Provided records »
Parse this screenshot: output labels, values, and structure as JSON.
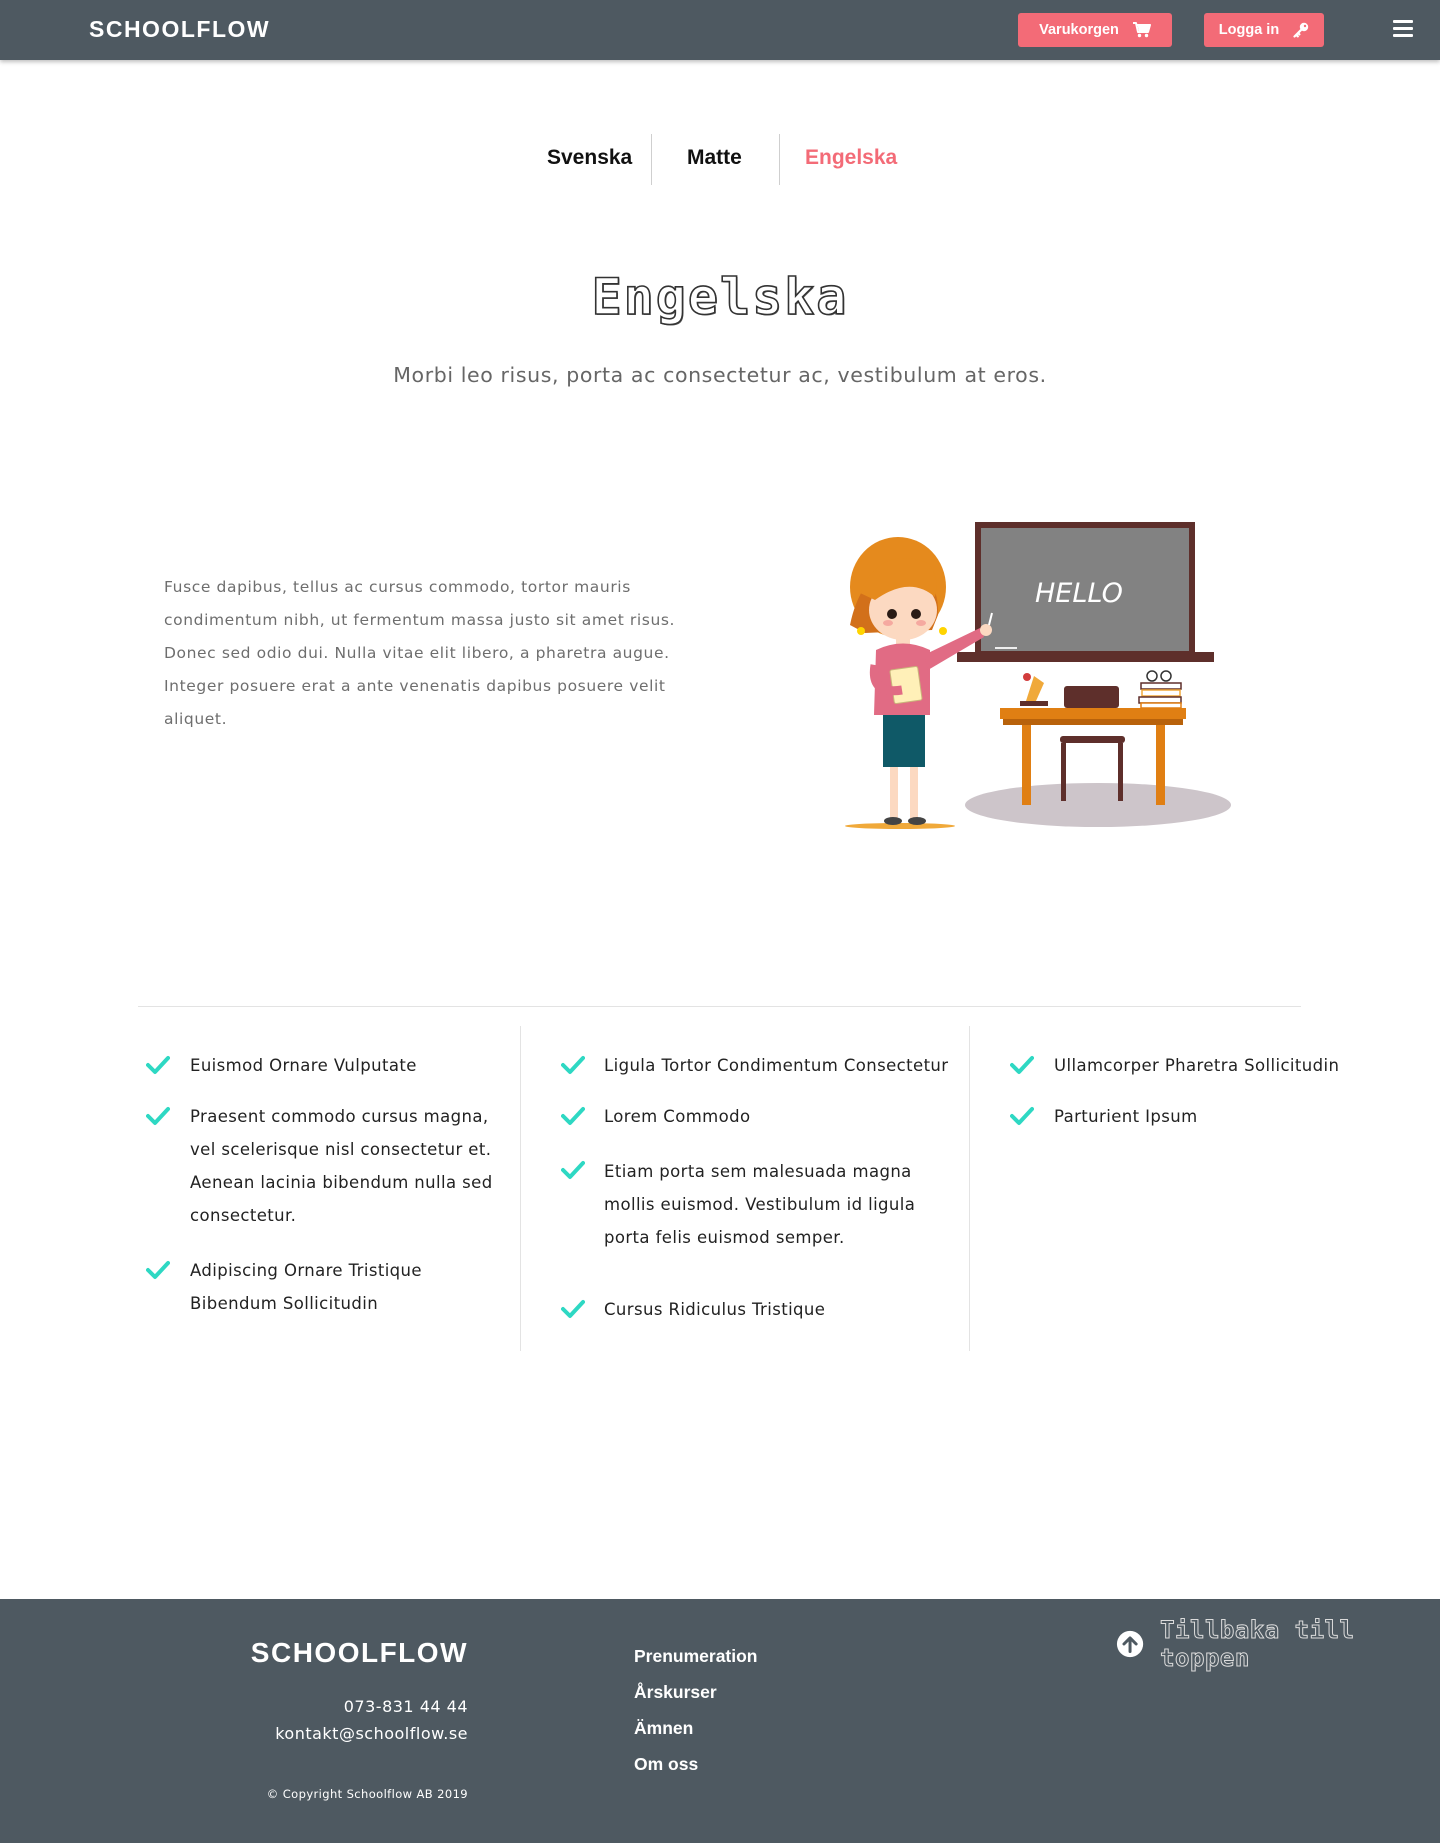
{
  "header": {
    "logo": "SCHOOLFLOW",
    "cart_label": "Varukorgen",
    "login_label": "Logga in"
  },
  "tabs": [
    {
      "label": "Svenska",
      "active": false
    },
    {
      "label": "Matte",
      "active": false
    },
    {
      "label": "Engelska",
      "active": true
    }
  ],
  "hero": {
    "title": "Engelska",
    "subtitle": "Morbi leo risus, porta ac consectetur ac, vestibulum at eros.",
    "intro": "Fusce dapibus, tellus ac cursus commodo, tortor mauris condimentum nibh, ut fermentum massa justo sit amet risus. Donec sed odio dui. Nulla vitae elit libero, a pharetra augue. Integer posuere erat a ante venenatis dapibus posuere velit aliquet."
  },
  "illustration": {
    "chalkboard_text": "HELLO",
    "icon": "teacher-at-chalkboard-illustration"
  },
  "features": {
    "columns": [
      [
        "Euismod Ornare Vulputate",
        "Praesent commodo cursus magna, vel scelerisque nisl consectetur et. Aenean lacinia bibendum nulla sed consectetur.",
        "Adipiscing Ornare Tristique Bibendum Sollicitudin"
      ],
      [
        "Ligula Tortor Condimentum Consectetur",
        "Lorem Commodo",
        "Etiam porta sem malesuada magna mollis euismod. Vestibulum id ligula porta felis euismod semper.",
        "Cursus Ridiculus Tristique"
      ],
      [
        "Ullamcorper Pharetra Sollicitudin",
        "Parturient Ipsum"
      ]
    ],
    "check_icon": "check-icon"
  },
  "footer": {
    "logo": "SCHOOLFLOW",
    "phone": "073-831 44 44",
    "email": "kontakt@schoolflow.se",
    "copyright": "© Copyright Schoolflow AB 2019",
    "links": [
      "Prenumeration",
      "Årskurser",
      "Ämnen",
      "Om oss"
    ],
    "back_to_top": "Tillbaka till toppen"
  },
  "colors": {
    "header_bg": "#4e5961",
    "accent": "#f36b77",
    "check": "#2ed8c3",
    "footer_bg": "#4e5961"
  }
}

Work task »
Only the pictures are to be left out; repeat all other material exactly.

Reply to the task »
Parse this screenshot: output labels, values, and structure as JSON.
{
  "header": {
    "logo": "SCHOOLFLOW",
    "cart_label": "Varukorgen",
    "login_label": "Logga in"
  },
  "tabs": [
    {
      "label": "Svenska",
      "active": false
    },
    {
      "label": "Matte",
      "active": false
    },
    {
      "label": "Engelska",
      "active": true
    }
  ],
  "hero": {
    "title": "Engelska",
    "subtitle": "Morbi leo risus, porta ac consectetur ac, vestibulum at eros.",
    "intro": "Fusce dapibus, tellus ac cursus commodo, tortor mauris condimentum nibh, ut fermentum massa justo sit amet risus. Donec sed odio dui. Nulla vitae elit libero, a pharetra augue. Integer posuere erat a ante venenatis dapibus posuere velit aliquet."
  },
  "illustration": {
    "chalkboard_text": "HELLO",
    "icon": "teacher-at-chalkboard-illustration"
  },
  "features": {
    "columns": [
      [
        "Euismod Ornare Vulputate",
        "Praesent commodo cursus magna, vel scelerisque nisl consectetur et. Aenean lacinia bibendum nulla sed consectetur.",
        "Adipiscing Ornare Tristique Bibendum Sollicitudin"
      ],
      [
        "Ligula Tortor Condimentum Consectetur",
        "Lorem Commodo",
        "Etiam porta sem malesuada magna mollis euismod. Vestibulum id ligula porta felis euismod semper.",
        "Cursus Ridiculus Tristique"
      ],
      [
        "Ullamcorper Pharetra Sollicitudin",
        "Parturient Ipsum"
      ]
    ],
    "check_icon": "check-icon"
  },
  "footer": {
    "logo": "SCHOOLFLOW",
    "phone": "073-831 44 44",
    "email": "kontakt@schoolflow.se",
    "copyright": "© Copyright Schoolflow AB 2019",
    "links": [
      "Prenumeration",
      "Årskurser",
      "Ämnen",
      "Om oss"
    ],
    "back_to_top": "Tillbaka till toppen"
  },
  "colors": {
    "header_bg": "#4e5961",
    "accent": "#f36b77",
    "check": "#2ed8c3",
    "footer_bg": "#4e5961"
  }
}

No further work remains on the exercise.